Scan the material below for every line with the string "icon", and copy those lines.

[Start of section]

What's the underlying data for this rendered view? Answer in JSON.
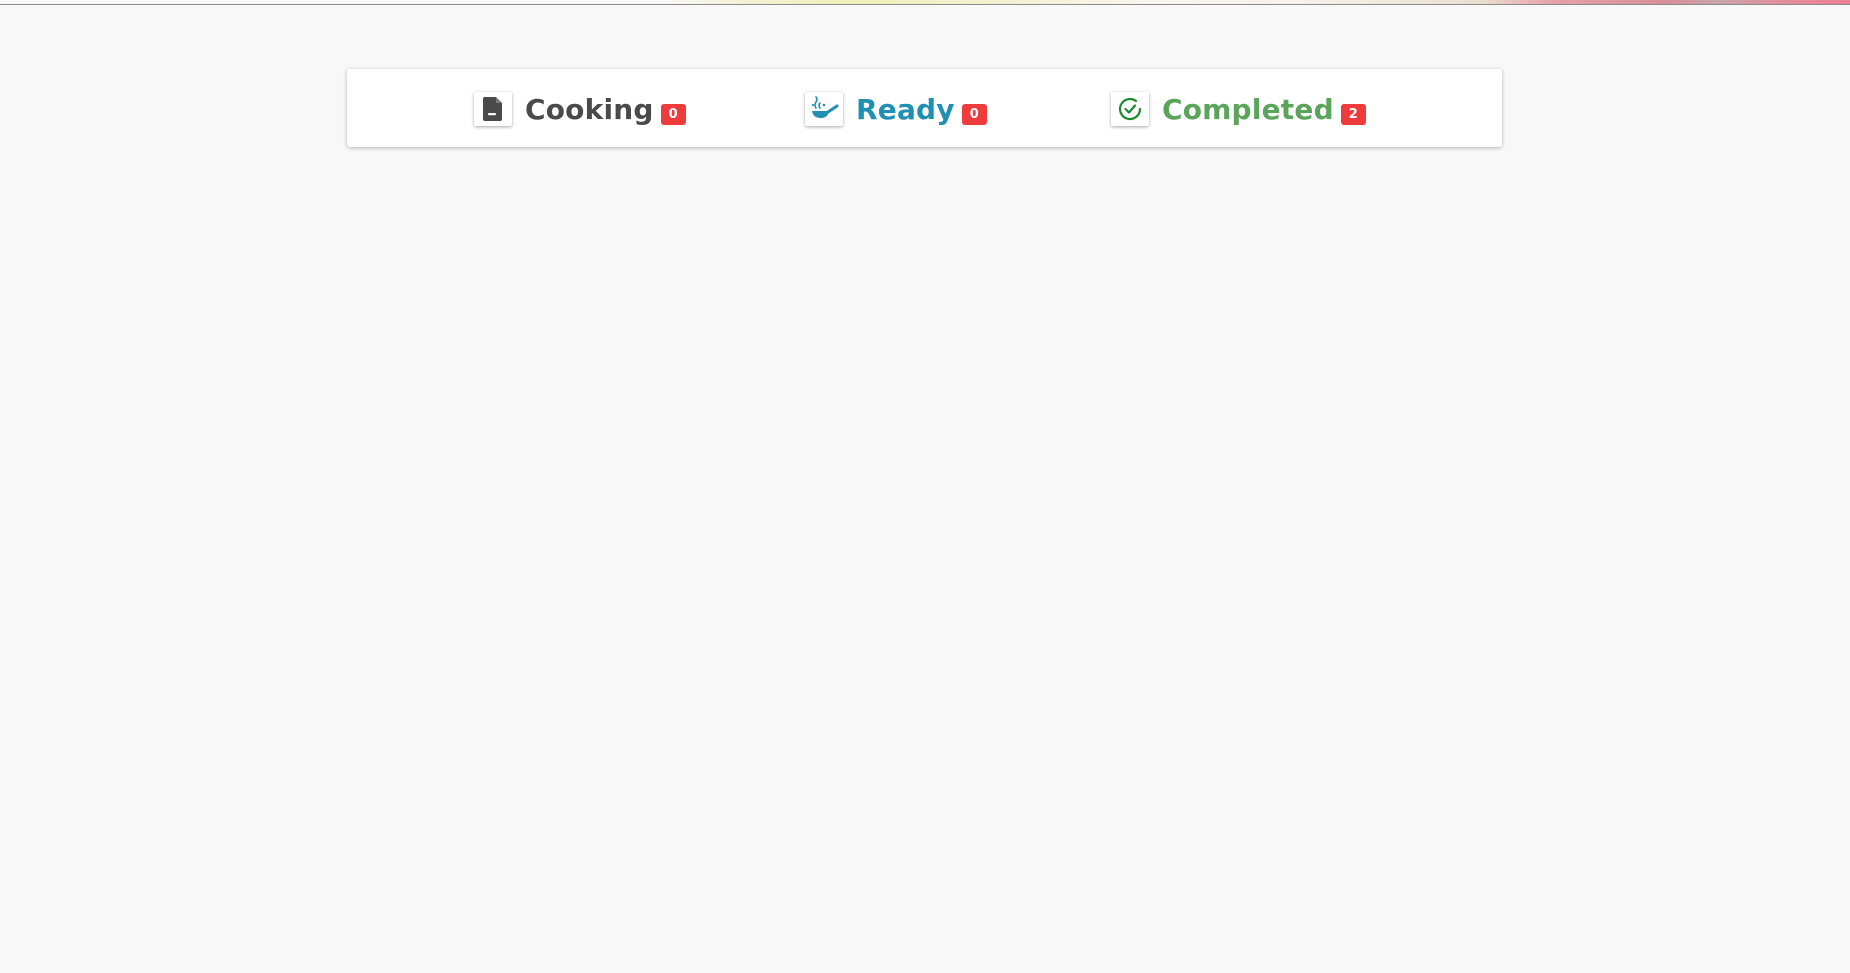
{
  "tabs": [
    {
      "id": "cooking",
      "label": "Cooking",
      "count": "0",
      "icon": "document-icon",
      "color": "#4a4a4a"
    },
    {
      "id": "ready",
      "label": "Ready",
      "count": "0",
      "icon": "cooking-pan-icon",
      "color": "#1f8fb3"
    },
    {
      "id": "completed",
      "label": "Completed",
      "count": "2",
      "icon": "check-circle-icon",
      "color": "#5aa55a"
    }
  ],
  "colors": {
    "badge": "#ee3b3b",
    "background": "#f8f8f8"
  }
}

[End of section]

SOLUTION FOR THIS PROBLEM:
      "icon": "document-icon",
      "icon": "cooking-pan-icon",
      "icon": "check-circle-icon",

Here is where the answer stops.